A rather long winded explanation as to why the current Z6/Z7 just won't do from my perspective. They may well be excellent tools but without either a control grip or a built-in grip I won't be buying one let alone replacing my SLRs. I was surprised that the D780 is also produced without contacts for a grip.

 


Posted by jk: Tue Jun 2nd, 2020 18:00 28th Post
I understand your thought process and its evolution.
I went from Praktica LLC to Pentax Spotmatic F but couldnt focus with it, moved to Nikkormat FT in 1973 never looked back.  FTn, F, F2SB, FM, FE, F3,  F301, F501, F601, F801, F801s, D1, D1X, D2X, D70, D80, D90, D3, D3S, D300, D300S, D600, D800, D850, D500, Z7. 
I still have my F3.  Glorious machine.



____________________
Still learning after all these years!
http://www.jmknights.net
https://nikon-dslr.net/gallery_view.php?user=2&folderid=none
 


Posted by GeoffR: Wed Jun 3rd, 2020 08:07 29th Post
The F3, the camera which a photographic magazine's camera guide described as "Very, very, very, very expensive for what it is". I have never handled one so I can't say much about it. I think the F4 was designed by a security expert, almost every control had a lock and it had lots of controls!

 


Posted by jk: Wed Jun 3rd, 2020 09:26 30th Post
GeoffR wrote:
The F3, the camera which a photographic magazine's camera guide described as "Very, very, very, very expensive for what it is". I have never handled one so I can't say much about it. I think the F4 was designed by a security expert, almost every control had a lock and it had lots of controls! The F3 is the most solid camera I ever had. 
I guess the later cameras have AF which some will say are great improvement e.g. F4, F5, F6.  
I still rate the D3 series as the best Nikons ever.

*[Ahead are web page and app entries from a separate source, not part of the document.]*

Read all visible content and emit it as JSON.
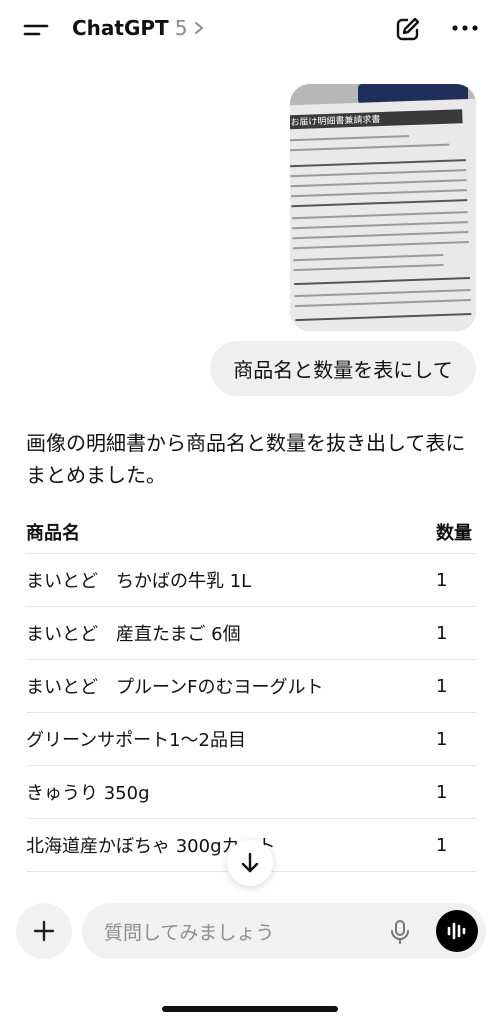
{
  "header": {
    "title": "ChatGPT",
    "model": "5",
    "icons": [
      "menu-icon",
      "chevron-right-icon",
      "edit-icon",
      "more-icon"
    ]
  },
  "attachment": {
    "doc_header_text": "お届け明細書兼請求書"
  },
  "user_message": "商品名と数量を表にして",
  "assistant": {
    "text": "画像の明細書から商品名と数量を抜き出して表にまとめました。",
    "table": {
      "headers": [
        "商品名",
        "数量"
      ],
      "rows": [
        {
          "name": "まいとど　ちかばの牛乳 1L",
          "qty": "1"
        },
        {
          "name": "まいとど　産直たまご 6個",
          "qty": "1"
        },
        {
          "name": "まいとど　プルーンFのむヨーグルト",
          "qty": "1"
        },
        {
          "name": "グリーンサポート1〜2品目",
          "qty": "1"
        },
        {
          "name": "きゅうり 350g",
          "qty": "1"
        },
        {
          "name": "北海道産かぼちゃ 300gカット",
          "qty": "1"
        }
      ]
    }
  },
  "composer": {
    "placeholder": "質問してみましょう"
  },
  "colors": {
    "bubble_bg": "#efefef",
    "composer_bg": "#f1f1f1",
    "voice_button": "#000000"
  }
}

____________________
Still learning after all these years!
http://www.jmknights.net
https://nikon-dslr.net/gallery_view.php?user=2&folderid=none
 

Reply
1st new
This is topic ID = 1828     Current time is 19:48  
Nikon DSLR Forums > Computer Hardware for Digital Photography. Computers, OS, Scanners, etc. > Tips'n'Tricks & DIY bits for photography > Wanted: Dead Nikon EN-EL15 Top

Users viewing this topic

Post quick reply


Current theme is Blue



A small amount of member data is captured and held in an attempt to reduce spammers and to manage users. This site also uses cookies to ensure ease of use. In order to comply with new DPR regulations you are required to agree/disagree with this process. If you do not agree then please email the Admins using info@nikon-dslr.net Thank you.



UltraBB 1.172 Copyright © 2007-2011 Data 1 Systems
Page processed in 1.7119 seconds (88% database + 12% PHP). 193 queries executed.